Two years after riding off into the sunset with ranch owner Rand Holloway, Stefan Joss has made a tentative peace with his new life, teaching at a community college. But the course of true love never does run smooth. Rand wants him home on the ranch; Stef wants an exit strategy in case Rand ever decides to throw him out. Finally, after recognizing how unfair he's being, Stef makes a commitment, and Rand is over the moon.
When Stef gets the chance to prove his devotion, he doesn’t hesitate—despite the risk to his health—and Rand takes the opportunity to show everyone that sometimes life’s best surprises come after the sunset.
EVEN THOUGH it was late for it, just after seven, I had stopped at the local market to pick up groceries on the way back to the ranch. I wanted to surprise Rand when he got home, with me being there and with dinner. Originally I had told him that I would have to stay late for a department meeting, but it had been cancelled, and instead of going for drinks with the others, I bailed. Even after two years, I still got excited at the thought of going home and being there when the man I loved walked through the door at the end of the day.
So since I had decided to cook, I had to stop and pick up supplies, and I was standing in the checkout line when Mrs. Rawley, who owned the store, came out of the back to see me. It was nice of her to make the effort.
In the small community of Winston, where her store was, the people were divided between those who didn’t give a damn that I was gay and lived with my boyfriend, rancher Rand Holloway, owner of the Red Diamond, and those who were vocally and adamantly opposed to the idea.
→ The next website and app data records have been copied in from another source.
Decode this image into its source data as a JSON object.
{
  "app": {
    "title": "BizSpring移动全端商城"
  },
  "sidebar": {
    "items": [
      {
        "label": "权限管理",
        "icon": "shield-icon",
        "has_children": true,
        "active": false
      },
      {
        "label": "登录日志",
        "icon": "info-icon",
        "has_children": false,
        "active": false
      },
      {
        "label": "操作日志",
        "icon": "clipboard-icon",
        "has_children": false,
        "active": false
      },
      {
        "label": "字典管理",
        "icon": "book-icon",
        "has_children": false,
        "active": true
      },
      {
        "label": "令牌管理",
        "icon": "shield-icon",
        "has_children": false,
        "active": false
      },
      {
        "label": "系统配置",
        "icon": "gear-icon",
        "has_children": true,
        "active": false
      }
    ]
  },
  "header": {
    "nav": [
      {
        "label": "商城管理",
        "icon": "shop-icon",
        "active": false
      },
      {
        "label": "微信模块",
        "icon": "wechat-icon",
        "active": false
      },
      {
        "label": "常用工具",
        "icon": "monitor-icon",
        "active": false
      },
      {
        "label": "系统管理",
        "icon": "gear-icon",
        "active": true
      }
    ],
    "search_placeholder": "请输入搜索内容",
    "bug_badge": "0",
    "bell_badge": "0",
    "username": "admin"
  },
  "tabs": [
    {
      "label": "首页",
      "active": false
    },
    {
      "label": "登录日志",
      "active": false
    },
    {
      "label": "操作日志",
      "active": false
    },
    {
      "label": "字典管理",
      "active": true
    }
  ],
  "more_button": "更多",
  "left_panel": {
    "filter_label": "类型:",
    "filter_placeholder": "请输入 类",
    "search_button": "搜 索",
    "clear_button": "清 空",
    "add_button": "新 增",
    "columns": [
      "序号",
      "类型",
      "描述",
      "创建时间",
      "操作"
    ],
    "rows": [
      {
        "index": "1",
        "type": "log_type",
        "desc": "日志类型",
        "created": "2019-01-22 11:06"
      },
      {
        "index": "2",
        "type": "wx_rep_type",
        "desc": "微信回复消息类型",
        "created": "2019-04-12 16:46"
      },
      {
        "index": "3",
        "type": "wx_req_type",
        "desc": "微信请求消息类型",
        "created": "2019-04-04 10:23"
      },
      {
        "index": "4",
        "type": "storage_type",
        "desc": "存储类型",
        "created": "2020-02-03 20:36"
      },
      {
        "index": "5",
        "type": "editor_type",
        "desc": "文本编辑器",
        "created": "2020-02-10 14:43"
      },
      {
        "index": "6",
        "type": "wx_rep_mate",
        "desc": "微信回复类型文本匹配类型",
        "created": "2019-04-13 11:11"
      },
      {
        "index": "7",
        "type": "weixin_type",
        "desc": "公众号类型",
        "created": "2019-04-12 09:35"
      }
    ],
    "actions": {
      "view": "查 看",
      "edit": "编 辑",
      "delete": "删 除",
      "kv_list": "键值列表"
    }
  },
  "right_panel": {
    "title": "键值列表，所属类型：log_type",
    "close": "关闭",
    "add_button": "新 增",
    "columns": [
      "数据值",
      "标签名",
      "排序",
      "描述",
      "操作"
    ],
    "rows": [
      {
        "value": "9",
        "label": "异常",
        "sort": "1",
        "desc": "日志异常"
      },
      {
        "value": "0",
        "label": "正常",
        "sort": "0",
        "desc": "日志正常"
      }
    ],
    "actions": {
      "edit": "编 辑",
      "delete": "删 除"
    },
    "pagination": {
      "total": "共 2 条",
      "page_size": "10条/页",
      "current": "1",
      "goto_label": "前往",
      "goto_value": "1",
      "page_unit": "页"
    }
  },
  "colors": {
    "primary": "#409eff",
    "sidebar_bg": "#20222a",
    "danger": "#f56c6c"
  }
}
And while those who whispered when I walked by, muttered under their breath, or tossed off slurs when my back was turned were in the minority, there were still enough sprinkled around town to make me conscious of where I chose to conduct my business and spend my money.
After so long, I knew where I would and would not be accepted, but now and then, people still surprised me. What was nice was that more often than not, someone who I thought was just waiting to do or say something hateful or snarky…